**THE TASK:**
When you write out the records, keep every word exact and drop the pictures.

[Excerpts from an interface dataset]
--- START ---
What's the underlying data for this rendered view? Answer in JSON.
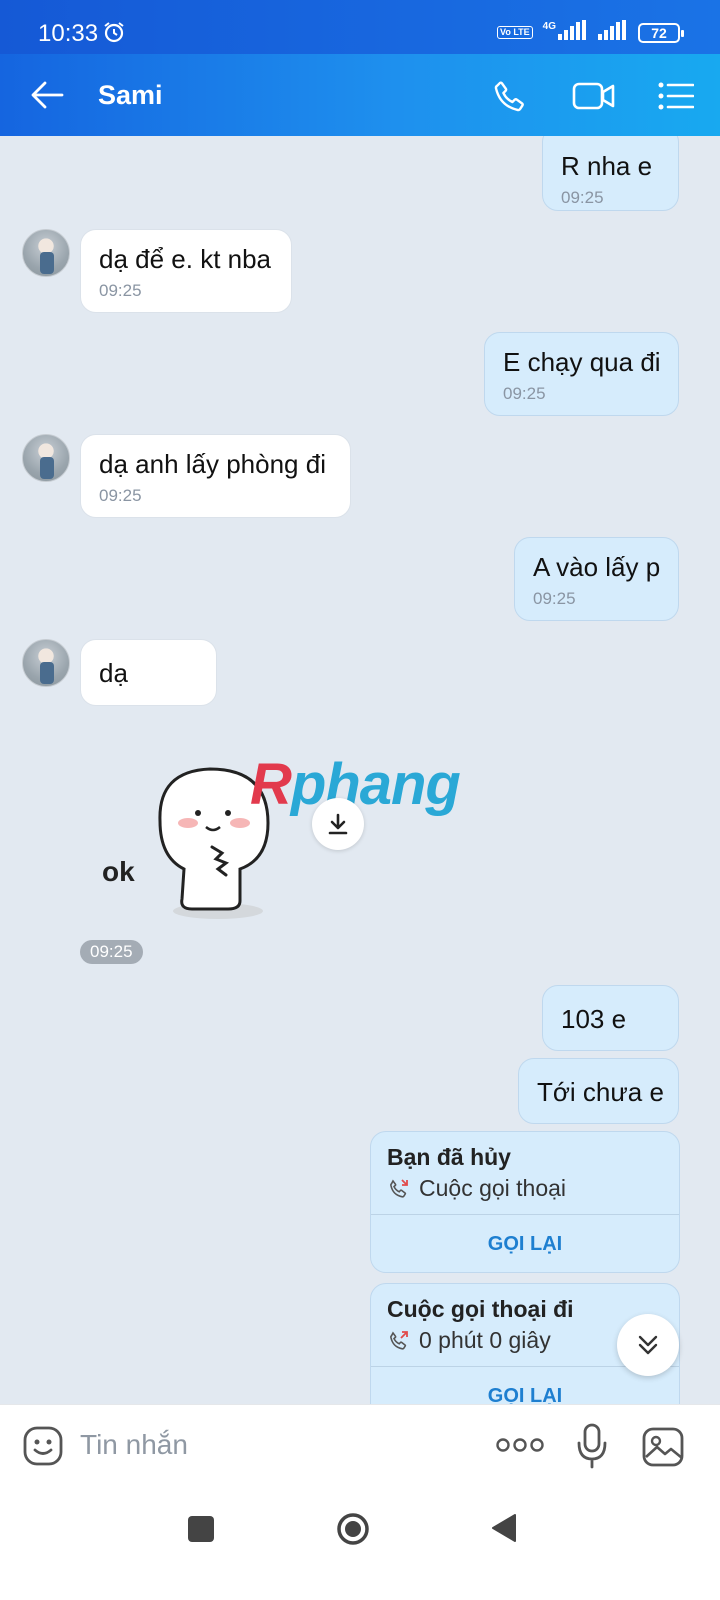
{
  "status_bar": {
    "time": "10:33",
    "network": "4G",
    "volte": "Vo LTE",
    "battery": "72"
  },
  "header": {
    "title": "Sami"
  },
  "messages": [
    {
      "side": "out",
      "text": "R nha e",
      "time": "09:25"
    },
    {
      "side": "in",
      "text": "dạ để e. kt nba",
      "time": "09:25"
    },
    {
      "side": "out",
      "text": "E chạy qua đi",
      "time": "09:25"
    },
    {
      "side": "in",
      "text": "dạ anh lấy phòng đi",
      "time": "09:25"
    },
    {
      "side": "out",
      "text": "A vào lấy p",
      "time": "09:25"
    },
    {
      "side": "in",
      "text": "dạ",
      "time": ""
    },
    {
      "side": "in",
      "type": "sticker",
      "caption": "ok",
      "time": "09:25"
    },
    {
      "side": "out",
      "text": "103 e",
      "time": ""
    },
    {
      "side": "out",
      "text": "Tới chưa e",
      "time": ""
    }
  ],
  "sticker": {
    "caption": "ok",
    "time": "09:25"
  },
  "watermark": {
    "part1": "R",
    "part2": "phang"
  },
  "call_cards": [
    {
      "title": "Bạn đã hủy",
      "subtitle": "Cuộc gọi thoại",
      "button": "GỌI LẠI"
    },
    {
      "title": "Cuộc gọi thoại đi",
      "subtitle": "0 phút 0 giây",
      "button": "GỌI LẠI"
    }
  ],
  "input": {
    "placeholder": "Tin nhắn"
  },
  "colors": {
    "header_start": "#1565e0",
    "header_end": "#18a9f0",
    "outgoing_bubble": "#d6ecfc",
    "incoming_bubble": "#ffffff",
    "accent": "#1e7fd0"
  }
}
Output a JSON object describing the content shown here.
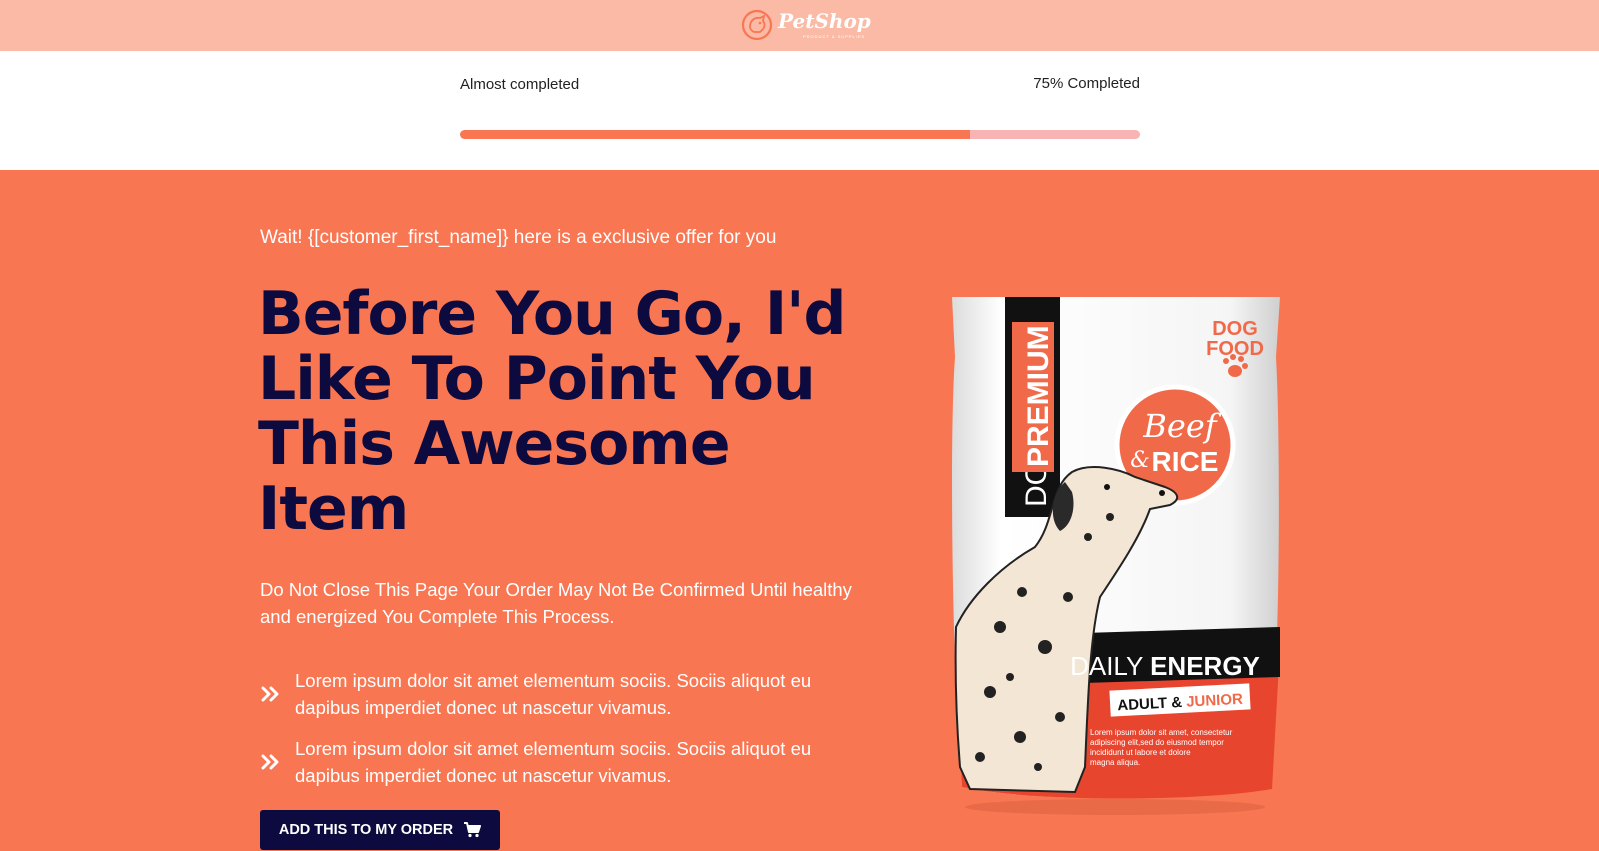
{
  "brand": {
    "name": "PetShop",
    "tagline": "PRODUCT & SUPPLIES"
  },
  "progress": {
    "label": "Almost completed",
    "percent_text": "75% Completed",
    "value": 0.75
  },
  "offer": {
    "eyebrow": "Wait! {[customer_first_name]} here is a exclusive offer for you",
    "headline": "Before You Go, I'd Like To Point You This Awesome Item",
    "subtext": "Do Not Close This Page Your Order May Not Be Confirmed Until healthy and energized You Complete This Process.",
    "bullets": [
      "Lorem ipsum dolor sit amet elementum sociis. Sociis aliquot eu dapibus imperdiet donec ut nascetur vivamus.",
      "Lorem ipsum dolor sit amet elementum sociis. Sociis aliquot eu dapibus imperdiet donec ut nascetur vivamus."
    ],
    "cta_label": "ADD THIS TO MY ORDER"
  },
  "product": {
    "side_text_1": "DOG",
    "side_text_2": "PREMIUM",
    "corner_1": "DOG",
    "corner_2": "FOOD",
    "badge_1": "Beef",
    "badge_2": "&",
    "badge_3": "RICE",
    "band_1": "DAILY",
    "band_2": "ENERGY",
    "sub_1": "ADULT &",
    "sub_2": "JUNIOR",
    "fine_1": "Lorem ipsum dolor sit amet, consectetur",
    "fine_2": "adipiscing elit,sed do eiusmod tempor",
    "fine_3": "incididunt ut labore et dolore",
    "fine_4": "magna aliqua."
  },
  "colors": {
    "accent": "#f87652",
    "topbar": "#fbbaa6",
    "navy": "#0c0a3e",
    "track": "#f8b4b4"
  },
  "icons": {
    "logo": "dog-logo-icon",
    "bullet": "double-chevron-right-icon",
    "cart": "cart-icon"
  }
}
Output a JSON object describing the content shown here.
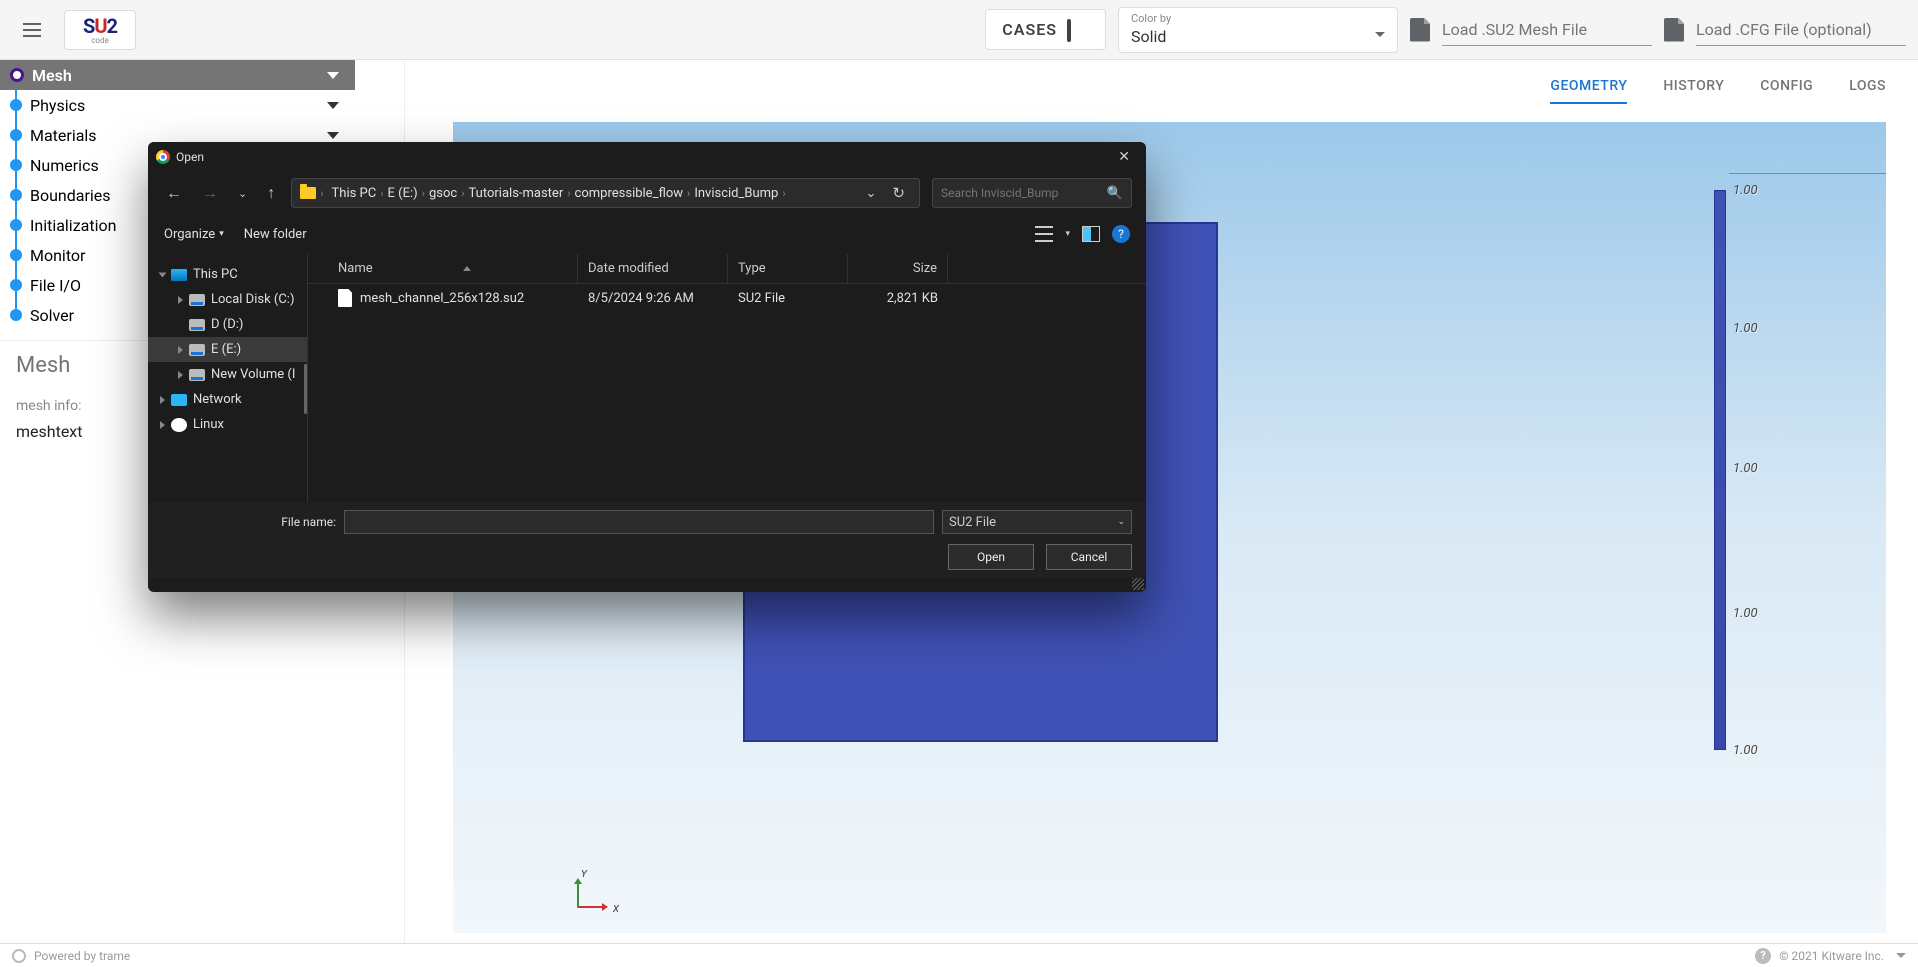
{
  "toolbar": {
    "cases_label": "CASES",
    "colorby_label": "Color by",
    "colorby_value": "Solid",
    "mesh_placeholder": "Load .SU2 Mesh File",
    "cfg_placeholder": "Load .CFG File (optional)"
  },
  "logo": {
    "s": "S",
    "u": "U",
    "two": "2",
    "sub": "code"
  },
  "sidebar": {
    "items": [
      {
        "label": "Mesh",
        "active": true,
        "chev": true
      },
      {
        "label": "Physics",
        "active": false,
        "chev": true
      },
      {
        "label": "Materials",
        "active": false,
        "chev": true
      },
      {
        "label": "Numerics",
        "active": false,
        "chev": false
      },
      {
        "label": "Boundaries",
        "active": false,
        "chev": false
      },
      {
        "label": "Initialization",
        "active": false,
        "chev": false
      },
      {
        "label": "Monitor",
        "active": false,
        "chev": false
      },
      {
        "label": "File I/O",
        "active": false,
        "chev": false
      },
      {
        "label": "Solver",
        "active": false,
        "chev": false
      }
    ],
    "section_title": "Mesh",
    "mesh_info_label": "mesh info:",
    "mesh_text": "meshtext"
  },
  "tabs": [
    {
      "label": "GEOMETRY",
      "active": true
    },
    {
      "label": "HISTORY",
      "active": false
    },
    {
      "label": "CONFIG",
      "active": false
    },
    {
      "label": "LOGS",
      "active": false
    }
  ],
  "axis": {
    "x": "X",
    "y": "Y"
  },
  "colorbar": {
    "ticks": [
      "1.00",
      "1.00",
      "1.00",
      "1.00",
      "1.00"
    ]
  },
  "status": {
    "powered": "Powered by trame",
    "copyright": "© 2021 Kitware Inc."
  },
  "dialog": {
    "title": "Open",
    "crumbs": [
      "This PC",
      "E (E:)",
      "gsoc",
      "Tutorials-master",
      "compressible_flow",
      "Inviscid_Bump"
    ],
    "search_placeholder": "Search Inviscid_Bump",
    "organize": "Organize",
    "newfolder": "New folder",
    "columns": {
      "name": "Name",
      "date": "Date modified",
      "type": "Type",
      "size": "Size"
    },
    "tree": [
      {
        "label": "This PC",
        "icon": "pc",
        "indent": 0,
        "chev": "open"
      },
      {
        "label": "Local Disk (C:)",
        "icon": "disk",
        "indent": 1,
        "chev": "closed"
      },
      {
        "label": "D (D:)",
        "icon": "disk",
        "indent": 1,
        "chev": "none"
      },
      {
        "label": "E (E:)",
        "icon": "disk",
        "indent": 1,
        "chev": "closed",
        "sel": true
      },
      {
        "label": "New Volume (I",
        "icon": "disk",
        "indent": 1,
        "chev": "closed"
      },
      {
        "label": "Network",
        "icon": "net",
        "indent": 0,
        "chev": "closed"
      },
      {
        "label": "Linux",
        "icon": "linux",
        "indent": 0,
        "chev": "closed"
      }
    ],
    "files": [
      {
        "name": "mesh_channel_256x128.su2",
        "date": "8/5/2024 9:26 AM",
        "type": "SU2 File",
        "size": "2,821 KB"
      }
    ],
    "filename_label": "File name:",
    "filename_value": "",
    "filetype": "SU2 File",
    "open_btn": "Open",
    "cancel_btn": "Cancel"
  }
}
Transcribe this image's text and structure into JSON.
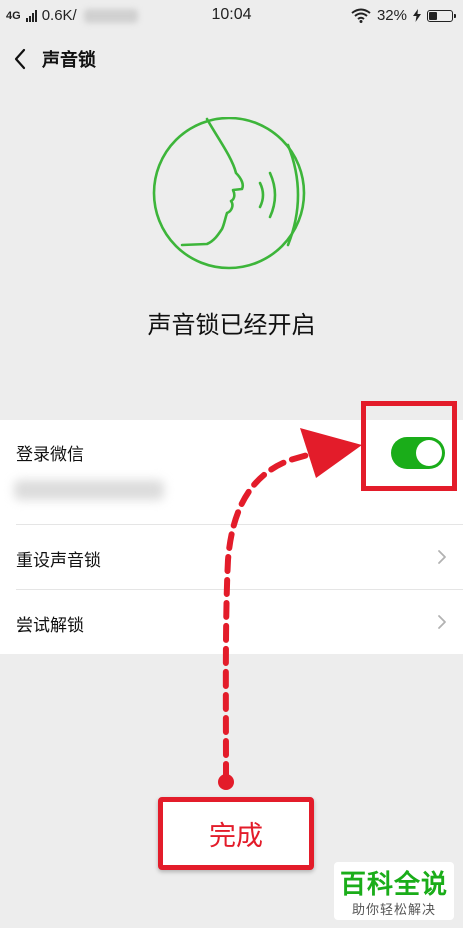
{
  "status_bar": {
    "network": "4G",
    "speed": "0.6K/",
    "time": "10:04",
    "battery_percent_label": "32%",
    "battery_level": 0.32
  },
  "nav": {
    "title": "声音锁"
  },
  "hero": {
    "icon": "voice-face-icon",
    "title": "声音锁已经开启"
  },
  "settings": {
    "login": {
      "label": "登录微信",
      "toggle_on": true
    },
    "reset": {
      "label": "重设声音锁"
    },
    "try": {
      "label": "尝试解锁"
    }
  },
  "annotation": {
    "done_label": "完成",
    "color": "#e31c2a"
  },
  "watermark": {
    "title": "百科全说",
    "subtitle": "助你轻松解决"
  },
  "colors": {
    "accent": "#1aad19",
    "background": "#ededed",
    "annotation": "#e31c2a"
  }
}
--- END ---
**TASK RESPONSE:**
What's the underlying data for this rendered view? Answer in JSON.
{
  "status_bar": {
    "time": "10:33",
    "network": "4G",
    "volte": "Vo LTE",
    "battery": "72"
  },
  "header": {
    "title": "Sami"
  },
  "messages": [
    {
      "side": "out",
      "text": "R nha e",
      "time": "09:25"
    },
    {
      "side": "in",
      "text": "dạ để e. kt nba",
      "time": "09:25"
    },
    {
      "side": "out",
      "text": "E chạy qua đi",
      "time": "09:25"
    },
    {
      "side": "in",
      "text": "dạ anh lấy phòng đi",
      "time": "09:25"
    },
    {
      "side": "out",
      "text": "A vào lấy p",
      "time": "09:25"
    },
    {
      "side": "in",
      "text": "dạ",
      "time": ""
    },
    {
      "side": "in",
      "type": "sticker",
      "caption": "ok",
      "time": "09:25"
    },
    {
      "side": "out",
      "text": "103 e",
      "time": ""
    },
    {
      "side": "out",
      "text": "Tới chưa e",
      "time": ""
    }
  ],
  "sticker": {
    "caption": "ok",
    "time": "09:25"
  },
  "watermark": {
    "part1": "R",
    "part2": "phang"
  },
  "call_cards": [
    {
      "title": "Bạn đã hủy",
      "subtitle": "Cuộc gọi thoại",
      "button": "GỌI LẠI"
    },
    {
      "title": "Cuộc gọi thoại đi",
      "subtitle": "0 phút 0 giây",
      "button": "GỌI LẠI"
    }
  ],
  "input": {
    "placeholder": "Tin nhắn"
  },
  "colors": {
    "header_start": "#1565e0",
    "header_end": "#18a9f0",
    "outgoing_bubble": "#d6ecfc",
    "incoming_bubble": "#ffffff",
    "accent": "#1e7fd0"
  }
}
Output a JSON object describing the content shown here.
{
  "brand": {
    "name": "PetShop",
    "tagline": "PRODUCT & SUPPLIES"
  },
  "progress": {
    "label": "Almost completed",
    "percent_text": "75% Completed",
    "value": 0.75
  },
  "offer": {
    "eyebrow": "Wait! {[customer_first_name]} here is a exclusive offer for you",
    "headline": "Before You Go, I'd Like To Point You This Awesome Item",
    "subtext": "Do Not Close This Page Your Order May Not Be Confirmed Until healthy and energized You Complete This Process.",
    "bullets": [
      "Lorem ipsum dolor sit amet elementum sociis. Sociis aliquot eu dapibus imperdiet donec ut nascetur vivamus.",
      "Lorem ipsum dolor sit amet elementum sociis. Sociis aliquot eu dapibus imperdiet donec ut nascetur vivamus."
    ],
    "cta_label": "ADD THIS TO MY ORDER"
  },
  "product": {
    "side_text_1": "DOG",
    "side_text_2": "PREMIUM",
    "corner_1": "DOG",
    "corner_2": "FOOD",
    "badge_1": "Beef",
    "badge_2": "&",
    "badge_3": "RICE",
    "band_1": "DAILY",
    "band_2": "ENERGY",
    "sub_1": "ADULT &",
    "sub_2": "JUNIOR",
    "fine_1": "Lorem ipsum dolor sit amet, consectetur",
    "fine_2": "adipiscing elit,sed do eiusmod tempor",
    "fine_3": "incididunt ut labore et dolore",
    "fine_4": "magna aliqua."
  },
  "colors": {
    "accent": "#f87652",
    "topbar": "#fbbaa6",
    "navy": "#0c0a3e",
    "track": "#f8b4b4"
  },
  "icons": {
    "logo": "dog-logo-icon",
    "bullet": "double-chevron-right-icon",
    "cart": "cart-icon"
  }
}
Output a JSON object describing the content shown here.
{
  "toolbar": {
    "cases_label": "CASES",
    "colorby_label": "Color by",
    "colorby_value": "Solid",
    "mesh_placeholder": "Load .SU2 Mesh File",
    "cfg_placeholder": "Load .CFG File (optional)"
  },
  "logo": {
    "s": "S",
    "u": "U",
    "two": "2",
    "sub": "code"
  },
  "sidebar": {
    "items": [
      {
        "label": "Mesh",
        "active": true,
        "chev": true
      },
      {
        "label": "Physics",
        "active": false,
        "chev": true
      },
      {
        "label": "Materials",
        "active": false,
        "chev": true
      },
      {
        "label": "Numerics",
        "active": false,
        "chev": false
      },
      {
        "label": "Boundaries",
        "active": false,
        "chev": false
      },
      {
        "label": "Initialization",
        "active": false,
        "chev": false
      },
      {
        "label": "Monitor",
        "active": false,
        "chev": false
      },
      {
        "label": "File I/O",
        "active": false,
        "chev": false
      },
      {
        "label": "Solver",
        "active": false,
        "chev": false
      }
    ],
    "section_title": "Mesh",
    "mesh_info_label": "mesh info:",
    "mesh_text": "meshtext"
  },
  "tabs": [
    {
      "label": "GEOMETRY",
      "active": true
    },
    {
      "label": "HISTORY",
      "active": false
    },
    {
      "label": "CONFIG",
      "active": false
    },
    {
      "label": "LOGS",
      "active": false
    }
  ],
  "axis": {
    "x": "X",
    "y": "Y"
  },
  "colorbar": {
    "ticks": [
      "1.00",
      "1.00",
      "1.00",
      "1.00",
      "1.00"
    ]
  },
  "status": {
    "powered": "Powered by trame",
    "copyright": "© 2021 Kitware Inc."
  },
  "dialog": {
    "title": "Open",
    "crumbs": [
      "This PC",
      "E (E:)",
      "gsoc",
      "Tutorials-master",
      "compressible_flow",
      "Inviscid_Bump"
    ],
    "search_placeholder": "Search Inviscid_Bump",
    "organize": "Organize",
    "newfolder": "New folder",
    "columns": {
      "name": "Name",
      "date": "Date modified",
      "type": "Type",
      "size": "Size"
    },
    "tree": [
      {
        "label": "This PC",
        "icon": "pc",
        "indent": 0,
        "chev": "open"
      },
      {
        "label": "Local Disk (C:)",
        "icon": "disk",
        "indent": 1,
        "chev": "closed"
      },
      {
        "label": "D (D:)",
        "icon": "disk",
        "indent": 1,
        "chev": "none"
      },
      {
        "label": "E (E:)",
        "icon": "disk",
        "indent": 1,
        "chev": "closed",
        "sel": true
      },
      {
        "label": "New Volume (I",
        "icon": "disk",
        "indent": 1,
        "chev": "closed"
      },
      {
        "label": "Network",
        "icon": "net",
        "indent": 0,
        "chev": "closed"
      },
      {
        "label": "Linux",
        "icon": "linux",
        "indent": 0,
        "chev": "closed"
      }
    ],
    "files": [
      {
        "name": "mesh_channel_256x128.su2",
        "date": "8/5/2024 9:26 AM",
        "type": "SU2 File",
        "size": "2,821 KB"
      }
    ],
    "filename_label": "File name:",
    "filename_value": "",
    "filetype": "SU2 File",
    "open_btn": "Open",
    "cancel_btn": "Cancel"
  }
}
Transcribe this image's text and structure into JSON.
{
  "status_bar": {
    "network": "4G",
    "speed": "0.6K/",
    "time": "10:04",
    "battery_percent_label": "32%",
    "battery_level": 0.32
  },
  "nav": {
    "title": "声音锁"
  },
  "hero": {
    "icon": "voice-face-icon",
    "title": "声音锁已经开启"
  },
  "settings": {
    "login": {
      "label": "登录微信",
      "toggle_on": true
    },
    "reset": {
      "label": "重设声音锁"
    },
    "try": {
      "label": "尝试解锁"
    }
  },
  "annotation": {
    "done_label": "完成",
    "color": "#e31c2a"
  },
  "watermark": {
    "title": "百科全说",
    "subtitle": "助你轻松解决"
  },
  "colors": {
    "accent": "#1aad19",
    "background": "#ededed",
    "annotation": "#e31c2a"
  }
}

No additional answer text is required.